RECORDS PROVIDED:

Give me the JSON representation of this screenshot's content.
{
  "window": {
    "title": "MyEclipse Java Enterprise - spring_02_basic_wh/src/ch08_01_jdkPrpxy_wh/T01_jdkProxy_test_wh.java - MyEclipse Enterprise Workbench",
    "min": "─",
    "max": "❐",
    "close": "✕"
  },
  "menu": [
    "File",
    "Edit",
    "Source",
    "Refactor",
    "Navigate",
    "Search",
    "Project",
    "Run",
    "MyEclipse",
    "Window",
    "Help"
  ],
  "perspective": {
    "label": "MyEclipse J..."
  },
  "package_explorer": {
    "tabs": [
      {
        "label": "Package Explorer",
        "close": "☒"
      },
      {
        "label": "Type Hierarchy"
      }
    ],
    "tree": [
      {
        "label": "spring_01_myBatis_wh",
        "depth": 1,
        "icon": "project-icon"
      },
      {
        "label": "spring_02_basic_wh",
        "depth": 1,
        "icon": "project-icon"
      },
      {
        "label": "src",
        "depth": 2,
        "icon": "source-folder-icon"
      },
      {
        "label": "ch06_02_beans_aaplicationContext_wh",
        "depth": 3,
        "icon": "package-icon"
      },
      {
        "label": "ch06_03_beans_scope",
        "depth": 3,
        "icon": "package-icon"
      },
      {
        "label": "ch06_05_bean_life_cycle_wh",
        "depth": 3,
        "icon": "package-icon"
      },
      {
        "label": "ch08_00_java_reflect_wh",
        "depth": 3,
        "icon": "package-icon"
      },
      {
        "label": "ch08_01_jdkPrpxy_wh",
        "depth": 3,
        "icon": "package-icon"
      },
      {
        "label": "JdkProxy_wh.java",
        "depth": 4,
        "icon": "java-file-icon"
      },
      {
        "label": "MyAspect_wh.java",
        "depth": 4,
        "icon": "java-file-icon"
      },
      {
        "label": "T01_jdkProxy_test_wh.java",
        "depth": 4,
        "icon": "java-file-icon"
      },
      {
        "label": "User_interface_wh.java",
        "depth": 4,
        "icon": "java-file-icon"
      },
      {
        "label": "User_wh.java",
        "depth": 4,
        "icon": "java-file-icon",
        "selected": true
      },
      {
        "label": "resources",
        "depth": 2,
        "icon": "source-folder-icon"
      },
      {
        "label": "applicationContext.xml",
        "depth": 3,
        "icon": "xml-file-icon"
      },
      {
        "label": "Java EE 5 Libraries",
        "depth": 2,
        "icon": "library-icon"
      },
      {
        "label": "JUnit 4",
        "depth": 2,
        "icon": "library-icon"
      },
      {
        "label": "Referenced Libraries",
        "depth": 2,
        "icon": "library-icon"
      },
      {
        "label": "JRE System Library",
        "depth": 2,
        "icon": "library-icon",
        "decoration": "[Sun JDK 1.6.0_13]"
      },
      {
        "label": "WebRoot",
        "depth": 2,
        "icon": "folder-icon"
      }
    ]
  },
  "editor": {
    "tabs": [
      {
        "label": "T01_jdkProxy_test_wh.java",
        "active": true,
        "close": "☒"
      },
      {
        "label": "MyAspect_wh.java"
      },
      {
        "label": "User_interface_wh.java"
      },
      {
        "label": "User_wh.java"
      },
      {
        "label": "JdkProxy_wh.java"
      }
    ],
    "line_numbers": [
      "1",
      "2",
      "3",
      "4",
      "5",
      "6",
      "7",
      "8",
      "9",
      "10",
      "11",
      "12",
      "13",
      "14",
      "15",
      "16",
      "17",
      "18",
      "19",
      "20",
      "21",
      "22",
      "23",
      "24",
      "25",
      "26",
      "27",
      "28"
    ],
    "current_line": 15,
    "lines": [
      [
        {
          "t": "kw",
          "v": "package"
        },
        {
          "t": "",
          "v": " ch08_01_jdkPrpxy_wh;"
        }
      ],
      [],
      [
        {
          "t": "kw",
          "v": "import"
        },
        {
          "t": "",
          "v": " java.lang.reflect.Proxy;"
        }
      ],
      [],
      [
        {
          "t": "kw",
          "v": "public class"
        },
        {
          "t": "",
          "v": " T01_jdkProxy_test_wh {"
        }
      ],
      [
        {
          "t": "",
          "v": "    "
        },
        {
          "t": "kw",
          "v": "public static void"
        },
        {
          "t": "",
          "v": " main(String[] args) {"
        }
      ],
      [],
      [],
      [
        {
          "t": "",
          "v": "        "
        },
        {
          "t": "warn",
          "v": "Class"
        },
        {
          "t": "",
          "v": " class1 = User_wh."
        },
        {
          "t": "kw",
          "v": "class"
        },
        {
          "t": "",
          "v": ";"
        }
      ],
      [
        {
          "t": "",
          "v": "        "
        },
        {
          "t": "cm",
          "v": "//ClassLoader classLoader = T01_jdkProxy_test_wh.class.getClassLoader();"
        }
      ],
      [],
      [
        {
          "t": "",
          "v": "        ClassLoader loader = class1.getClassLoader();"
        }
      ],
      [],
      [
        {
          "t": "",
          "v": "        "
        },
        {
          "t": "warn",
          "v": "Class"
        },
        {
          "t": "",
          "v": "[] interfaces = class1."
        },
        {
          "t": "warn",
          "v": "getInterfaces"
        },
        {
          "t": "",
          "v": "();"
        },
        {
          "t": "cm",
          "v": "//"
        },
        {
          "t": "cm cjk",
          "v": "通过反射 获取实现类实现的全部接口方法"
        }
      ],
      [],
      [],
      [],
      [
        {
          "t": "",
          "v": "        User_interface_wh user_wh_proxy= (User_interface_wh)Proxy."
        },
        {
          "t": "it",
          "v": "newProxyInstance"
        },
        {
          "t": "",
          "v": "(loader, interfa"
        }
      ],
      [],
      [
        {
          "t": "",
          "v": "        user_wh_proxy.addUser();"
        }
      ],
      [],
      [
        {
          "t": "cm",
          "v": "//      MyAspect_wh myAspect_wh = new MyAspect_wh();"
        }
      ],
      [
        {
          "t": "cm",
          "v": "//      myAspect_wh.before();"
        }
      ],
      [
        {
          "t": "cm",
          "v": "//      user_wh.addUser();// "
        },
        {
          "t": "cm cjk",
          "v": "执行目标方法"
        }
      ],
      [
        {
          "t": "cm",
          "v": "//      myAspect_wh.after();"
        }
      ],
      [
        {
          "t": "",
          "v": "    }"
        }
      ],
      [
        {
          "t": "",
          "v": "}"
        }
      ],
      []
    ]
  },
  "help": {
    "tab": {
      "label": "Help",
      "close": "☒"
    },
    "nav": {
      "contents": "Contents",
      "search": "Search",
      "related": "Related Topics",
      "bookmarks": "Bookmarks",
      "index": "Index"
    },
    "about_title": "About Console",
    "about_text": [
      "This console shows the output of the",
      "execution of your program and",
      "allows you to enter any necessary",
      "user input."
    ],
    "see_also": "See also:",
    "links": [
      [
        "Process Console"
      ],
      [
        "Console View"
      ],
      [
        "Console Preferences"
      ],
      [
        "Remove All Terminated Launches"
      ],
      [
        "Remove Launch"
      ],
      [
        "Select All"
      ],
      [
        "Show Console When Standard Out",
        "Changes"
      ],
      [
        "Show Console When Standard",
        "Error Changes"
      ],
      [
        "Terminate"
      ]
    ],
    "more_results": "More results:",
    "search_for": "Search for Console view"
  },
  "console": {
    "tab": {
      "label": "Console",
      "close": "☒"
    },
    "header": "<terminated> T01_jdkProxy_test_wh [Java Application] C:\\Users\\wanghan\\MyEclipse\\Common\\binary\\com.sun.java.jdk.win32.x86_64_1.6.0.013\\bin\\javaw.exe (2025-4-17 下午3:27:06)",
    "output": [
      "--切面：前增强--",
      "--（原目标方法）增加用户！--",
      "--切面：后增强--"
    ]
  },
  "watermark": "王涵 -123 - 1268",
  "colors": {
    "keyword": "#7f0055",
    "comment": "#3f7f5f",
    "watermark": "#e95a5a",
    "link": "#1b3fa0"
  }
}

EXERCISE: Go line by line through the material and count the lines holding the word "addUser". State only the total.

SOLUTION: 2